Ars Magica is a game background set in the middle ages of Europe, north Africa and the near east. It is set in a world very close to our own, with the same nation states, kings and historical events.


Ars Magica assumes that all of the stories, myths and legends of medieval Europe - faeries, monsters, demons, ghosts and spirits, heroes and giants - had truth to them, and that living secretly among the people of the time was a society of magicians, largely (though not exclusively) descended in philosophy from the priests of the cult of Mercury in the Roman Empire.


This secret society - the Order of Hermes - numbered at its peak in the late 1100s perhaps a thousand magicians, scattered from the British Isles to Kievan Rus, and from the coast of the Baltic to North Africa. It was divided into thirteen Houses, each with a specific tradition of magic tracing back to a "founder" - one of the thirteen magicians who agreed to form the society in 767AD - and into thirteen "Tribunals" - geopolitical areas of administration.


Some Tribunals were loose associations of covenants (groups) of magi that met infrequently to share gossip and trade; others were highly formal and structured affairs with officers, positions of honour and duty, and structured meetings. Great bodies of peripheral lore accumulated about how things were to be done, which were often not recognised from one tribunal to another.


The members of the Order - who style themselves "Magi" - modelled their lives on the monastic model popular in the early middle ages; they gathered in communities called "covenants" after the oaths of friendship they swore to one another, and in place of a monastic rule, they lived by "The Code" - a set of principles and undertakings to which every magus swore before being accounted a member of the Order.


The most important precepts of the Code by which magi lived were that conflict between fellows was carefully regulated; that meddling with demons was forbidden; and perhaps most tellingly that no magus should act in a way to bring ruin on their fellows, a rule which, more than any other, brought the Order increasingly into contact with, and often conflict with, the mundane world and the Church.


The magic of the Order of Hermes is very formal and latinised - there are theoretical rules and limits as to what can and cannot be done with magic. This all comes from the original theory of magic outlined by Bonisagus, one of the founders, which synthesised many of the different magical traditions of his time.

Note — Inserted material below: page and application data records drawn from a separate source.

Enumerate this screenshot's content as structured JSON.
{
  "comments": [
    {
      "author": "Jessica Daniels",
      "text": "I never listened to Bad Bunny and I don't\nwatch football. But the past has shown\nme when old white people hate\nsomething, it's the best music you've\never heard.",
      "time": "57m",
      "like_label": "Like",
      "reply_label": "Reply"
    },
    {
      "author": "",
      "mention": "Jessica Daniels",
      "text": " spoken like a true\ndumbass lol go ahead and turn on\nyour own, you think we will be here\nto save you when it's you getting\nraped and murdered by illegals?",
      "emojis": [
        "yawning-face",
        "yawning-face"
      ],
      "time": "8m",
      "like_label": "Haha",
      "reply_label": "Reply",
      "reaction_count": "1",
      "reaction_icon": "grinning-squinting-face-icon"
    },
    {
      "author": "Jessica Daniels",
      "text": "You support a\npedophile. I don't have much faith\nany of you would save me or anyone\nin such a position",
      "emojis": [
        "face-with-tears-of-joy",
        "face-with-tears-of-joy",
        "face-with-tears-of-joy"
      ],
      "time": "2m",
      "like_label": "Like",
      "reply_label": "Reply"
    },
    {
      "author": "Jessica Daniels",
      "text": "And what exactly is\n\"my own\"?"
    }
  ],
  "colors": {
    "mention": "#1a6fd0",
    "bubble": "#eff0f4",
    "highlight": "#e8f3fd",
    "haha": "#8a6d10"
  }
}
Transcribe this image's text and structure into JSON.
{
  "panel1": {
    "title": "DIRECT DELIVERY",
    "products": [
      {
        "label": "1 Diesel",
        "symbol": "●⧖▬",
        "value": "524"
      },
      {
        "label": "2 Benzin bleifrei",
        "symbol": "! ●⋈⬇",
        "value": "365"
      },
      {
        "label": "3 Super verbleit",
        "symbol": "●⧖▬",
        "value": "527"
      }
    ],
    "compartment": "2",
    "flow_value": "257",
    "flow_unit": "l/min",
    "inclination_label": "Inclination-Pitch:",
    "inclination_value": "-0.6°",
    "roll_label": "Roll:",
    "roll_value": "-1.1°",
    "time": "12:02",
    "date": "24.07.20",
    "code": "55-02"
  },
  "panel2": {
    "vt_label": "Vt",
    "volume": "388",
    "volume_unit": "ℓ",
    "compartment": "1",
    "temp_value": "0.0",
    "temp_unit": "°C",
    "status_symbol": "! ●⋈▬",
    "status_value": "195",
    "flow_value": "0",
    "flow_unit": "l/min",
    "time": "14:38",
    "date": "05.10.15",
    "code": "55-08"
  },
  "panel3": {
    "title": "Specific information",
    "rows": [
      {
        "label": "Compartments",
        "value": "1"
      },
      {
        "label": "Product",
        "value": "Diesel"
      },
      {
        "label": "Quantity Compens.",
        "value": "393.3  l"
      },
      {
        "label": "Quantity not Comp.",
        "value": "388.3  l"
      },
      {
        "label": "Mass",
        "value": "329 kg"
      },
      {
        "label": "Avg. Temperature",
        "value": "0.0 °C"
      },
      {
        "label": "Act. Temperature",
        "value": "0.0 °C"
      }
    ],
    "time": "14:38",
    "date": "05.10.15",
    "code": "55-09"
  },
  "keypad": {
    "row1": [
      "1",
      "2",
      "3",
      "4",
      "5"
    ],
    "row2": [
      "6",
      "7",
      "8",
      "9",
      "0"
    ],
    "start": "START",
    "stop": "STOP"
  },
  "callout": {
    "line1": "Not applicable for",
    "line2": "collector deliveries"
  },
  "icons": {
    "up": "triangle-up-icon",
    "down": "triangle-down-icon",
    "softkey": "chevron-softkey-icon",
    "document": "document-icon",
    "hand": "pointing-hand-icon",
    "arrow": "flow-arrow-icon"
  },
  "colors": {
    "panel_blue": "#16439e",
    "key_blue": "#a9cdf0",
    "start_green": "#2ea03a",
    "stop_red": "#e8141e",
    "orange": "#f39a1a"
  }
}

Bonisagus' work was nearly six hundred years ago though, and the limits of his theory are now in very sharp relief.


Our game is set at the very end of the lifespan of the Order - in the mid-fourteenth century, just before the birth of the Renaissance. The Order has six hundred years of history and accumulated grudges and conflicts. The Middle Ages are gasping their last, and a great shadow will fall over Europe in the next few years which will leave it changed beyond recognition.


Those familiar with the Ars Magica background should make no assumptions - we have made significant changes to align with this time period.



The Basics

Houses - Tribunals - The Code - Titles and Positions - Magi and Magic - Quick Reference


Introduction - The Order in 1346 - A Who's Who of Attendees - Rules and Techniques